Globally, more than 3.2 million premature deaths per year are attributed to exposure to ambient fine particulate matter (PM2.5). A new study estimates that 2.1 million premature deaths could be avoided if countries achieved the WHO guideline for PM2.5. Even meeting their closest WHO interim concentration targets could avoid 750 000 (23%) deaths attributed to PM2.5 per year.

Awesome people making awesome stuff

Cyclehack Berlin

Yay! Group effort. Within the two days of the Cyclehack Berlin we developed a functional prototype which measures the air quality while being mobile on a bike. The idea was to combine the Airrohr from the initiative with the LoRaWAN technology. We now sending the exact location of the LoRa Node in combination with the measurement data from the NovaPM10 sensor.

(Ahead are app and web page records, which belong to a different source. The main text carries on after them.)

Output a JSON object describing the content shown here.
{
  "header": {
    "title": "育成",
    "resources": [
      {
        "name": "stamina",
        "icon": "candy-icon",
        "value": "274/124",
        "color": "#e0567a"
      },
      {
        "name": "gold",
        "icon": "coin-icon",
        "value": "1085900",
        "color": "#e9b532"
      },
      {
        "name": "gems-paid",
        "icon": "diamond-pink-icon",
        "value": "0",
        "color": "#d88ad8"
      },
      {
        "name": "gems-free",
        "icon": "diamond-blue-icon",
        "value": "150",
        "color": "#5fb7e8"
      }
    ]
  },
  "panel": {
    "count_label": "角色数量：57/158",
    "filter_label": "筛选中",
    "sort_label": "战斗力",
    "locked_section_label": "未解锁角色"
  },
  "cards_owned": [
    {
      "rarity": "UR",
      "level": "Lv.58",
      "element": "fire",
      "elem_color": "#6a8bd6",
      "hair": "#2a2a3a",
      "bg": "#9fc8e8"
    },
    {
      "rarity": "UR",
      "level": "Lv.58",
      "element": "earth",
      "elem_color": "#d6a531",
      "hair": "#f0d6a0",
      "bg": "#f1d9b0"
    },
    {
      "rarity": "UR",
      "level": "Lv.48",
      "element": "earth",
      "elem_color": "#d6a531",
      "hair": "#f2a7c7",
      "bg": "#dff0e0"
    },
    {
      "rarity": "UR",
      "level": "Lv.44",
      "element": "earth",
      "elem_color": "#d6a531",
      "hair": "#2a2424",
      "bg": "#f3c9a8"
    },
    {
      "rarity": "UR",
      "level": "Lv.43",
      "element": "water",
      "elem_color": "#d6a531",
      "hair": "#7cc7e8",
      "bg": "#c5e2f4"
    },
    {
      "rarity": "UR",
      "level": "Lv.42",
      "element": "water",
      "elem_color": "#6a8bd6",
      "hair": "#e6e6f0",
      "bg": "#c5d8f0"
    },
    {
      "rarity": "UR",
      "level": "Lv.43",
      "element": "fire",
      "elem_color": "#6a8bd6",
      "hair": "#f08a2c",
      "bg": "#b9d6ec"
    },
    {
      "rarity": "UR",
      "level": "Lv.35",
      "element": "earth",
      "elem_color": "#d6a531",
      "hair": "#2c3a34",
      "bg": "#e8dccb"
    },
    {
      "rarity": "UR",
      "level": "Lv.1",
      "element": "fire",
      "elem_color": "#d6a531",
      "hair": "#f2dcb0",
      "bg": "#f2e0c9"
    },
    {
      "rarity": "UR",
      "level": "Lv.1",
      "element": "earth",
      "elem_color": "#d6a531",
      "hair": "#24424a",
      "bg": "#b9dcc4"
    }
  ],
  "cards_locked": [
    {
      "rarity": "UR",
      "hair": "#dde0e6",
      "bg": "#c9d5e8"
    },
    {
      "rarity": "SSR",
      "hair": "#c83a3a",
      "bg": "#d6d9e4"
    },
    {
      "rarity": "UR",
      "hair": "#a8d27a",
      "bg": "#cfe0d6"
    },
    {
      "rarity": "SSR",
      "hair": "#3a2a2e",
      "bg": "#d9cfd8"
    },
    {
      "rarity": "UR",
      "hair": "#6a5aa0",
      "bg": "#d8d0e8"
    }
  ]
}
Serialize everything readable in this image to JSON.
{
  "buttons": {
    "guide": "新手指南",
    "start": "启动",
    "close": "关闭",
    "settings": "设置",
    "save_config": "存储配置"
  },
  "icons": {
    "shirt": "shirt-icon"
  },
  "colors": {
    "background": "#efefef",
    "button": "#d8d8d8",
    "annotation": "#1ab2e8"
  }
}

This then gets visualized on a map to enable people to watch where a bicyclist gets into trouble in terms of air quality.

The team, consisting of Hannes, Joscha, Til, Jannis and me, has been incredible productive throughout the whole Cyclehack.

When eating an elephant take one bite at a time

We figured it would be helpful to segment the whole project into smaller steps so that everyone involved can easily choose what he would like to work on. Friday was pitch day. The idea was already clear to me. I just had to present it in a understandable manner so I could inspire as many people as possible. The team formed quickly and we were ready to start. First I quickly explained what LoRa is and does and then segmented the whole work into smaller steps.

First step was to get sensor data from the NovaPM10 Sensor. Since this was originally build to transmit data via WiFi we had no use for the pre-installed program on the board.

Two nodes, double the fun

We then used the GPS module to track the location of the nodes. A blinking blue light indicates that the node has a steady connection to at least three GPS satellites.

Third step was combining the PM10 sensory data and the GPS location data and transmitting the whole package via the LoRa protocol to the TTN. We were very fortunate to actually get a connection from the FabLab to the Central Station LoRa Gateway, which is operated by the DB Systel. (Thanks for that!)

With Mapbox we then made the whole data visible to everyone. The map we developed shows location and air quality data live from the box’ current location. The time slider on the bottom gives access to some recent history data.

Since the whole technical setup is kind of fragile and definitely would be outside most of the time, we quickly created a box and laser cutted it. This is not only helpful for protection from wind and weather it also looks cool. We also engraved our logo on the transparent roof. (Which I quickly made on the train ride)

What do you think? Not bad for a hack, eh?

Demo time

After a short introduction into why we are doing this and how, we demonstrated the prototype. Unfortunately we did not had enough time to get around the city to gather more data. We only took a quick ride to the Alexanderplatz and back, that already revealed some issues. First we need to know what the threshold of the measurement data is. We tested it with a diesel car parked outside and noticed that the data only showed small changes. So there is still some work to do.

photograph by Matthias Grytzka

Summary and a Thank you

We took the NovaPM10 sensor from the Airrohr and changed the data transmitting technology from WiFi to LoRa to enable people sensing the air quality where it really matters: where people are. The LoRaWAN technology enables us to transmit small amount of data without an internet connection. The data then gets visualized live on a map. The setup got a nice box that is ready to go and that’s it.

The Code for the arduino setup and the web backend is open source and available at Github and Github.

We want to thank the entire Cyclehack Berlin Team for making this a great event.

You can see many more Hacks on the global Hack-Catalogue.